- [PROMPT]:
Below are the records; give the number of their lines that contain the word "followed" and nothing more.
[MATERIAL PROVIDED]
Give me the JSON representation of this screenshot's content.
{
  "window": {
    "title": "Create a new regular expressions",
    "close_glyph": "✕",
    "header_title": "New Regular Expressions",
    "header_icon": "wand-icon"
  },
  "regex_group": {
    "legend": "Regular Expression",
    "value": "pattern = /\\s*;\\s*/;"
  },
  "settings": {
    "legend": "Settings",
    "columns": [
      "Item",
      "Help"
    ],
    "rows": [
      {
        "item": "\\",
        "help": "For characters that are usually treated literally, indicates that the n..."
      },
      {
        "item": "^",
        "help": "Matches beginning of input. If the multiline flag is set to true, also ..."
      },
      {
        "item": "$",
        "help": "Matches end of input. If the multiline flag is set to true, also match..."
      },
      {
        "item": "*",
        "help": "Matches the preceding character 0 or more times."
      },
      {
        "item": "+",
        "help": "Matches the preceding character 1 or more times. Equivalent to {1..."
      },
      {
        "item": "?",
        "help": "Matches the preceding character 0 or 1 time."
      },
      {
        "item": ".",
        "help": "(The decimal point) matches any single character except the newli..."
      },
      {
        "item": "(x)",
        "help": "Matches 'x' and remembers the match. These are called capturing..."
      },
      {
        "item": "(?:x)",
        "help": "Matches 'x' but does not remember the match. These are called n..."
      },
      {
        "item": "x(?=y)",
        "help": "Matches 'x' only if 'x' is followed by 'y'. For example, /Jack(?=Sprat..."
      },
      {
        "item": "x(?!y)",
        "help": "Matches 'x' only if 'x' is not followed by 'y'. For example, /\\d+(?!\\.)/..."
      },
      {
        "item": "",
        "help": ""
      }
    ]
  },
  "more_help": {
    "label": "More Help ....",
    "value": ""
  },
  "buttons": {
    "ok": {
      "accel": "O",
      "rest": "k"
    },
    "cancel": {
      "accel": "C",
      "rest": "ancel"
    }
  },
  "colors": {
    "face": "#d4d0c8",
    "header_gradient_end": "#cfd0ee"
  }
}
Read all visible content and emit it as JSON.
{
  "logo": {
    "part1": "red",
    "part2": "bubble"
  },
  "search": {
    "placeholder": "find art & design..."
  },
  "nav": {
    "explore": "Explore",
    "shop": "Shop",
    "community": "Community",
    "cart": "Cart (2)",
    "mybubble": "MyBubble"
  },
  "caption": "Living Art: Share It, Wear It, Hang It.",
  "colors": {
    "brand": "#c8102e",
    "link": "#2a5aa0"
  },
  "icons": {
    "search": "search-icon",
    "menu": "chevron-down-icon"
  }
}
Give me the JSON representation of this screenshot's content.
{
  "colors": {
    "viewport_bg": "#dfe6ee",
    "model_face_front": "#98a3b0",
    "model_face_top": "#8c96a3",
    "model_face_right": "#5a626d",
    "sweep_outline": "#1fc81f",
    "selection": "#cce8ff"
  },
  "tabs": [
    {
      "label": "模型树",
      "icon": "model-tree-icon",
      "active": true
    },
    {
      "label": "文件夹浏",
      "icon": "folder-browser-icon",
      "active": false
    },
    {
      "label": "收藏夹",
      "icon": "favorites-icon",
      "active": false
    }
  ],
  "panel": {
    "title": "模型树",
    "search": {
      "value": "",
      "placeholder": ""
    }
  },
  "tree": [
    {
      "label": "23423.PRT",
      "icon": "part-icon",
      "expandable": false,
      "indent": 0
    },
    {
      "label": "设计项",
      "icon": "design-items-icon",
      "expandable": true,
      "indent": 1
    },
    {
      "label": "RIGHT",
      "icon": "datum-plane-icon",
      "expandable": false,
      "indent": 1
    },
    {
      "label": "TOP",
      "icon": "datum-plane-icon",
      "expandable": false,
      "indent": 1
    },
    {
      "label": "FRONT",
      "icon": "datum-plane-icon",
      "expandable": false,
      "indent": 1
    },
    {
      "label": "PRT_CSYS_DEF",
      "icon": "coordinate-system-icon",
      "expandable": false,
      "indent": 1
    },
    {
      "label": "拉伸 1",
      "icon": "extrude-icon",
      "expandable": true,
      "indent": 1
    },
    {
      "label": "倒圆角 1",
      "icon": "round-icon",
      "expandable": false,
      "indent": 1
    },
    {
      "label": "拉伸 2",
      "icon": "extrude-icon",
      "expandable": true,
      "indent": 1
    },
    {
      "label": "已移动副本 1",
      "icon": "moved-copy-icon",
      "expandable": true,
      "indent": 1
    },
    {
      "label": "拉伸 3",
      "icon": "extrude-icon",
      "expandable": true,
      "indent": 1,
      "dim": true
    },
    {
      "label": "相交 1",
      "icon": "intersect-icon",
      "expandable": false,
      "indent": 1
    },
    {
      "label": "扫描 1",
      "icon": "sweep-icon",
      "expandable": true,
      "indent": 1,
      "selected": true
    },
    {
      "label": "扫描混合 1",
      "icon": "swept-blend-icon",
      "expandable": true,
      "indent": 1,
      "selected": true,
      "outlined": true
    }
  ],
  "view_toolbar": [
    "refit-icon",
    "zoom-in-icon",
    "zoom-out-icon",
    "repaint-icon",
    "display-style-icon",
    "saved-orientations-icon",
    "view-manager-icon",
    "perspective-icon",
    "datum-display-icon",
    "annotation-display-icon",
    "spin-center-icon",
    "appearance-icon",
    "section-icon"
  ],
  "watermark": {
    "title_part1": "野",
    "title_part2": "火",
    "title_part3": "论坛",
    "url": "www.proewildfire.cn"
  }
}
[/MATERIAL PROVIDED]
- [EXPECTED OUTPUT]:
2